▶ **Task to carry out**
Repeat the listing in full, word for word.

+--

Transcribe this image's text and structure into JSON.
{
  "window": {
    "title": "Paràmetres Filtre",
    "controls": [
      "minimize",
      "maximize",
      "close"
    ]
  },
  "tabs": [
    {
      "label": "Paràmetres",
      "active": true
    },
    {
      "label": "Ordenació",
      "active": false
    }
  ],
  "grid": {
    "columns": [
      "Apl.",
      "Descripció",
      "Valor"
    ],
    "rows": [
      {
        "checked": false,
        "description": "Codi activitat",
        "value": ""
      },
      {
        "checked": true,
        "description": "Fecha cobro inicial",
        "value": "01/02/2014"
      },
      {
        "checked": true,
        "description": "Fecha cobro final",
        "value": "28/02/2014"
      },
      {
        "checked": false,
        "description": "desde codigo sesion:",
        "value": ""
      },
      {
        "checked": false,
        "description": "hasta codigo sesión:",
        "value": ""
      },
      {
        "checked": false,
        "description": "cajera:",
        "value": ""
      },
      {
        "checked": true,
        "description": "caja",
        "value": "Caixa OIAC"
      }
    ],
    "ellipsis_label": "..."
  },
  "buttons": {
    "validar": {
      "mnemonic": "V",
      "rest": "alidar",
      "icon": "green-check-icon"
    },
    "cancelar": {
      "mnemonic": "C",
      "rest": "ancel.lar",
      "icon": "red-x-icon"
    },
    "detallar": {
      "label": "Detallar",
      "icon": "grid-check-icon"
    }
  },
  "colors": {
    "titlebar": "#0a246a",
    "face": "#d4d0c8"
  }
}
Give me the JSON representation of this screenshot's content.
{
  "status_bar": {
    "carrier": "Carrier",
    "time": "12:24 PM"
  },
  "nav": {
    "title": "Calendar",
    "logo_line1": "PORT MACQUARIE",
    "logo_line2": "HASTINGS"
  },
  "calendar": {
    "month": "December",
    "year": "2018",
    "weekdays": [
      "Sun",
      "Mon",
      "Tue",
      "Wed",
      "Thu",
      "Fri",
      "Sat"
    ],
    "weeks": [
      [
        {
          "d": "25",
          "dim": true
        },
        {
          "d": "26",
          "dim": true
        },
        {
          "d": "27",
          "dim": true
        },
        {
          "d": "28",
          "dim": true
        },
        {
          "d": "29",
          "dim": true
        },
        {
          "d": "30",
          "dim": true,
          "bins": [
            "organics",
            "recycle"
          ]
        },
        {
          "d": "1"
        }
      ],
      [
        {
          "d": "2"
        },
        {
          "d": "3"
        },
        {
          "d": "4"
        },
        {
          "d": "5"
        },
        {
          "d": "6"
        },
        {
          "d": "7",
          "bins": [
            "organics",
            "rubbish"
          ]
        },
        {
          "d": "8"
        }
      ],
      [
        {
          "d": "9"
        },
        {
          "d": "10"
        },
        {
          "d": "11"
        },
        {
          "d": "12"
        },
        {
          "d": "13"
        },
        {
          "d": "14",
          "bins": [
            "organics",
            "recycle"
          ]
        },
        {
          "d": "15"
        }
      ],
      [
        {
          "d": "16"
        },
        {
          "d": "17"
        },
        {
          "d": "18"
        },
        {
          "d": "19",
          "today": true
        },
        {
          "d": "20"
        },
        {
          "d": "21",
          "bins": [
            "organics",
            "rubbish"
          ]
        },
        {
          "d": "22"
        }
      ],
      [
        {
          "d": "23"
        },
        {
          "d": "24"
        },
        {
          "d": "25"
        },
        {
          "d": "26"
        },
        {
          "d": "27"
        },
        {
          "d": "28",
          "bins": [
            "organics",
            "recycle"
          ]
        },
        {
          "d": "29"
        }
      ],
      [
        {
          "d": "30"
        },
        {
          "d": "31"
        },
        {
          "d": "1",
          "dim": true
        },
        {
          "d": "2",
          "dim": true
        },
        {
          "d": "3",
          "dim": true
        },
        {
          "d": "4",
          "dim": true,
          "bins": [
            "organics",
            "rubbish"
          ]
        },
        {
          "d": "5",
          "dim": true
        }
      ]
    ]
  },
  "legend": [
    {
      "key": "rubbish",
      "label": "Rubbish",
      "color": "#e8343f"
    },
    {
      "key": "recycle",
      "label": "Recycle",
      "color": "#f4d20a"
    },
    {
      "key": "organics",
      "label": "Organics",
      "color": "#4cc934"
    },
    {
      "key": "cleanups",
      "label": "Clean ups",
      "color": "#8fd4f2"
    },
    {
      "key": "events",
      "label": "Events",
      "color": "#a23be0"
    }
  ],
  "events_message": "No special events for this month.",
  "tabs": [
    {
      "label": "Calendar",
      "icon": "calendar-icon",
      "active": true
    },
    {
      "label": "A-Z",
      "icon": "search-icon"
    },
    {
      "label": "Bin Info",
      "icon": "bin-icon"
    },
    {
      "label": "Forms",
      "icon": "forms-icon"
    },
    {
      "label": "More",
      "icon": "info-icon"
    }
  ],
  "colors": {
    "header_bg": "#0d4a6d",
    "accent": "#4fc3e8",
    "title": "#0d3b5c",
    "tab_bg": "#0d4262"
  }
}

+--

▶ **Solution to this task**
Transcribe this image's text and structure into JSON.
{
  "window": {
    "title": "Paràmetres Filtre",
    "controls": [
      "minimize",
      "maximize",
      "close"
    ]
  },
  "tabs": [
    {
      "label": "Paràmetres",
      "active": true
    },
    {
      "label": "Ordenació",
      "active": false
    }
  ],
  "grid": {
    "columns": [
      "Apl.",
      "Descripció",
      "Valor"
    ],
    "rows": [
      {
        "checked": false,
        "description": "Codi activitat",
        "value": ""
      },
      {
        "checked": true,
        "description": "Fecha cobro inicial",
        "value": "01/02/2014"
      },
      {
        "checked": true,
        "description": "Fecha cobro final",
        "value": "28/02/2014"
      },
      {
        "checked": false,
        "description": "desde codigo sesion:",
        "value": ""
      },
      {
        "checked": false,
        "description": "hasta codigo sesión:",
        "value": ""
      },
      {
        "checked": false,
        "description": "cajera:",
        "value": ""
      },
      {
        "checked": true,
        "description": "caja",
        "value": "Caixa OIAC"
      }
    ],
    "ellipsis_label": "..."
  },
  "buttons": {
    "validar": {
      "mnemonic": "V",
      "rest": "alidar",
      "icon": "green-check-icon"
    },
    "cancelar": {
      "mnemonic": "C",
      "rest": "ancel.lar",
      "icon": "red-x-icon"
    },
    "detallar": {
      "label": "Detallar",
      "icon": "grid-check-icon"
    }
  },
  "colors": {
    "titlebar": "#0a246a",
    "face": "#d4d0c8"
  }
}
Give me the JSON representation of this screenshot's content.
{
  "status_bar": {
    "carrier": "Carrier",
    "time": "12:24 PM"
  },
  "nav": {
    "title": "Calendar",
    "logo_line1": "PORT MACQUARIE",
    "logo_line2": "HASTINGS"
  },
  "calendar": {
    "month": "December",
    "year": "2018",
    "weekdays": [
      "Sun",
      "Mon",
      "Tue",
      "Wed",
      "Thu",
      "Fri",
      "Sat"
    ],
    "weeks": [
      [
        {
          "d": "25",
          "dim": true
        },
        {
          "d": "26",
          "dim": true
        },
        {
          "d": "27",
          "dim": true
        },
        {
          "d": "28",
          "dim": true
        },
        {
          "d": "29",
          "dim": true
        },
        {
          "d": "30",
          "dim": true,
          "bins": [
            "organics",
            "recycle"
          ]
        },
        {
          "d": "1"
        }
      ],
      [
        {
          "d": "2"
        },
        {
          "d": "3"
        },
        {
          "d": "4"
        },
        {
          "d": "5"
        },
        {
          "d": "6"
        },
        {
          "d": "7",
          "bins": [
            "organics",
            "rubbish"
          ]
        },
        {
          "d": "8"
        }
      ],
      [
        {
          "d": "9"
        },
        {
          "d": "10"
        },
        {
          "d": "11"
        },
        {
          "d": "12"
        },
        {
          "d": "13"
        },
        {
          "d": "14",
          "bins": [
            "organics",
            "recycle"
          ]
        },
        {
          "d": "15"
        }
      ],
      [
        {
          "d": "16"
        },
        {
          "d": "17"
        },
        {
          "d": "18"
        },
        {
          "d": "19",
          "today": true
        },
        {
          "d": "20"
        },
        {
          "d": "21",
          "bins": [
            "organics",
            "rubbish"
          ]
        },
        {
          "d": "22"
        }
      ],
      [
        {
          "d": "23"
        },
        {
          "d": "24"
        },
        {
          "d": "25"
        },
        {
          "d": "26"
        },
        {
          "d": "27"
        },
        {
          "d": "28",
          "bins": [
            "organics",
            "recycle"
          ]
        },
        {
          "d": "29"
        }
      ],
      [
        {
          "d": "30"
        },
        {
          "d": "31"
        },
        {
          "d": "1",
          "dim": true
        },
        {
          "d": "2",
          "dim": true
        },
        {
          "d": "3",
          "dim": true
        },
        {
          "d": "4",
          "dim": true,
          "bins": [
            "organics",
            "rubbish"
          ]
        },
        {
          "d": "5",
          "dim": true
        }
      ]
    ]
  },
  "legend": [
    {
      "key": "rubbish",
      "label": "Rubbish",
      "color": "#e8343f"
    },
    {
      "key": "recycle",
      "label": "Recycle",
      "color": "#f4d20a"
    },
    {
      "key": "organics",
      "label": "Organics",
      "color": "#4cc934"
    },
    {
      "key": "cleanups",
      "label": "Clean ups",
      "color": "#8fd4f2"
    },
    {
      "key": "events",
      "label": "Events",
      "color": "#a23be0"
    }
  ],
  "events_message": "No special events for this month.",
  "tabs": [
    {
      "label": "Calendar",
      "icon": "calendar-icon",
      "active": true
    },
    {
      "label": "A-Z",
      "icon": "search-icon"
    },
    {
      "label": "Bin Info",
      "icon": "bin-icon"
    },
    {
      "label": "Forms",
      "icon": "forms-icon"
    },
    {
      "label": "More",
      "icon": "info-icon"
    }
  ],
  "colors": {
    "header_bg": "#0d4a6d",
    "accent": "#4fc3e8",
    "title": "#0d3b5c",
    "tab_bg": "#0d4262"
  }
}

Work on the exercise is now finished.